There is an interesting story behind how I got my mitts on this particular Heavy Vinyl pressing.
Months ago [now years], a fellow contacted us to buy some of our Hot Stamper pressings. We sent him one or two, and he soon wrote back to say he was not happy with the sound. We exchanged emails with him for a while, trying to rectify the situation in the hopes that we could get him some records that he would be happy with.
In the middle of all this back and forth, we thought it would be worthwhile knowing what this gentleman thought was a good sounding record, seeing as how ours were not meeting his standards. Our discussion soon crossed over into Heavy Vinyl territory. We asked, “Were there any that he liked the sound of?” Why yes, there were.
You guessed it. The above-pictured album from Analogue Productions is one he recommended. (There was another he also said we should try, but after playing this one we decided against buying any more records he recommended, for reasons that will soon be evident.)
So we bought a copy. Soon enough we found ourselves playing our newly remastered Heavy Vinyl LP.
Right from the get-go, thick, murky, compressed, lifeless, ambience-free, dead-as-a-doornail sound was now coming out of my speakers. Like sludge from a sewer you might say. The stereo had sounded fine moments before. What the hell was happening?
I quickly grabbed a Super Hot copy of the album off the shelf and put it on the table.
Here was the energy, clarity, presence, space and more that had been missing mere moments ago while the Heavy Vinyl pressing played. Now, coming out my speakers was everything that makes a good vintage pressing such a joy to listen to.
I felt like turning it up and rocking out. The first song is Born to Be Wild. Who doesn’t love to blast Born to Be Wild?
What a difference. Night and Day. Maybe more!
If this Steppenwolf LP isn’t the perfect example of a Pass/Not-Yet record, I can’t imagine what would be.
As I was thinking about the turgid, compressed, veiled, overly smooth but not tonally incorrect sound coming out of my speakers, I thought back about the kinds of stereo systems that can produce that sound on command. They often look like the one you see below.
If this is your idea of good sound, you are in luck. You can buy your Limited Edition Heavy Vinyl audiophile pressings from Acoustic Sounds to your heart’s content. They’re sure a helluva lot cheaper than our records, and they apparently do a bang up job of giving you precisely the sound you’re looking for.
To finish up with our little story, to no one’s surprise we never could satisfy our new customer. We ended up refunding him all his money. It seems our records were expensive, and simply not much better than records he owned or could find cheaply enough. Ours might be even worse! Who the hell do we think we are? The nerve.
I also know he wasn’t playing them on an old console. He took great pains to tell me all about his fancy handmade tonearm, custom tube preamp and screen speakers. State of the Art stuff in his mind, no doubt about it.
But if your system is so ridiculously bad that an Analogue Productions Heavy Vinyl LP doesn’t call attention to its manifold shortcomings, doesn’t actually make your head hurt and your blood boil at the very idea that someone would charge money for such bad sound, you might want to think about scrapping your precious audiophile equipment and starting over.

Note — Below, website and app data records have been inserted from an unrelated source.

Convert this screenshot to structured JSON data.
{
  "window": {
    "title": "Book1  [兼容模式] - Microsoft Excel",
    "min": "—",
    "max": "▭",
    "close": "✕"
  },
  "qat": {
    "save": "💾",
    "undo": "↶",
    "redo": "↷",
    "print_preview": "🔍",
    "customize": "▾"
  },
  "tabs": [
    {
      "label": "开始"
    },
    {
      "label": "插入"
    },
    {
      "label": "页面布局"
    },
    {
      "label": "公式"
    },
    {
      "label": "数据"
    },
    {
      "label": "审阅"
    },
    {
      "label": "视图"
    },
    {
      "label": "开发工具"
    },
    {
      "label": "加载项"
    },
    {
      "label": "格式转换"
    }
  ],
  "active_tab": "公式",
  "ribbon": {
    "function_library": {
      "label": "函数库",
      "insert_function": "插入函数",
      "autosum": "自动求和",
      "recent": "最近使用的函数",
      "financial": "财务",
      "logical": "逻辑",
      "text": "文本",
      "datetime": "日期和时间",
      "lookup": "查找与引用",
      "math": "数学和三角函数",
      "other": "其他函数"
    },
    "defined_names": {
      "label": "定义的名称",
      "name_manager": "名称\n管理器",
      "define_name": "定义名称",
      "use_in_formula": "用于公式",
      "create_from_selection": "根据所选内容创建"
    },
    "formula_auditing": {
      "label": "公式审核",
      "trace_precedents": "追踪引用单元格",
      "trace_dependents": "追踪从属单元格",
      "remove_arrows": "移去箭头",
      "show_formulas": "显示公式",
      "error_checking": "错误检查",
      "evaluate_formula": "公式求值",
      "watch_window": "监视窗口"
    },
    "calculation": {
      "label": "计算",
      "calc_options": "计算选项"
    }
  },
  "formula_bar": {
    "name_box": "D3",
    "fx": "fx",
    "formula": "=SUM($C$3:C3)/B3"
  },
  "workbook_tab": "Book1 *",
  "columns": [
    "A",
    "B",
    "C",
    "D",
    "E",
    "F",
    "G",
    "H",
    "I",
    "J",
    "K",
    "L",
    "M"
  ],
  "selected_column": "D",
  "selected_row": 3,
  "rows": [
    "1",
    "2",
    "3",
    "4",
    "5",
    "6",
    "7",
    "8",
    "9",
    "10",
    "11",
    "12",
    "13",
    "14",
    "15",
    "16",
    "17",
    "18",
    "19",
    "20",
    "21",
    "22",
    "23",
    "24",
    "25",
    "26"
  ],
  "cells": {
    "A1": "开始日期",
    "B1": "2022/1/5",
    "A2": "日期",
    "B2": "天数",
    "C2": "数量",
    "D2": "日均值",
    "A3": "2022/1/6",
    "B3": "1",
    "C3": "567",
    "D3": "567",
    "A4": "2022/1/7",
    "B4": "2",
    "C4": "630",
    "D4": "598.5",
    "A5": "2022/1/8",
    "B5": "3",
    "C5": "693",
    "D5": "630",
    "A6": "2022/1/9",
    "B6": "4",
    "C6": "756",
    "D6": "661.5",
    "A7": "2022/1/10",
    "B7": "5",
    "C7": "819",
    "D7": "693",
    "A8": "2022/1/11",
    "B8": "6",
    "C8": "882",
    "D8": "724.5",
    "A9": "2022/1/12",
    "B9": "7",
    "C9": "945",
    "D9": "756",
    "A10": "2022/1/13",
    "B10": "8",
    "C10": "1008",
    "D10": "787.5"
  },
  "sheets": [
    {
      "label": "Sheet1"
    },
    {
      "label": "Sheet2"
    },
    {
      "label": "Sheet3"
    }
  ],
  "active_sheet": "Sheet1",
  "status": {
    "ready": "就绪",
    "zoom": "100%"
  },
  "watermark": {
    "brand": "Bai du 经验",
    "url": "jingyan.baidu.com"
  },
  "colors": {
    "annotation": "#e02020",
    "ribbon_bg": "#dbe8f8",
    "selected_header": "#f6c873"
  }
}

Of course, this guy and the thousands of other audiophiles like him would never do such a thing. They are thoroughly invested in whatever approach to audio they have taken, and nobody can teach them anything.
They’re also the ones keeping hopelessly incompetent labels like Analogue Productions in business. They supported Classic Records before it went under, they support Mobile Fidelity to this day. They are the guys that buy Heavy Vinyl records and extoll their virtues on audiophile forums far and wide. Some even make youtube videos about this crap now and get tens of thousands of hits.
It’s sad, but there is nothing we can do but keep on doing what we are doing: finding good pressings for audiophiles who appreciate the difference.
Another way we can help is this.
Use the guide below when you do your shootouts for records, Heavy Vinyl and otherwise. Perhaps you will avoid the mistakes the above-mentioned gentleman made. We include them in practically every listening of every record we sell.
What We Listen For
- Energy for starters. What could be more important than the life of the music?
- Then: presence and immediacy. The vocals aren’t “back there” somewhere, lost in the mix. They’re front and center where any recording engineer worth his salt would put them.
- The Big Sound comes next — wall to wall, lots of depth, huge space, three-dimensionality, all that sort of thing.
- Then transient information — fast, clear, sharp attacks, not the smear and thickness so common to these LPs.
- Tight punchy bass — which ties in with good transient information, also the issue of frequency extension further down.
- Next: transparency — the quality that allows you to hear deep into the soundfield, showing you the space and air around all the instruments.
- Extend the top and bottom and voila, you have The Real Thing — an honest to goodness Hot Stamper.
And this blog is full of advice explaining practically everything there is to know about records, all of it gained using one approach and only one approach: by conducting experiments.
Letting go of theories that don’t produce good results is but one of the many steps you will end up taking on the long road to better sounding records. It’s a step you can take right now. Should you start on this journey, you may come to realize what a watershed moment it turned out to be.
We Can Help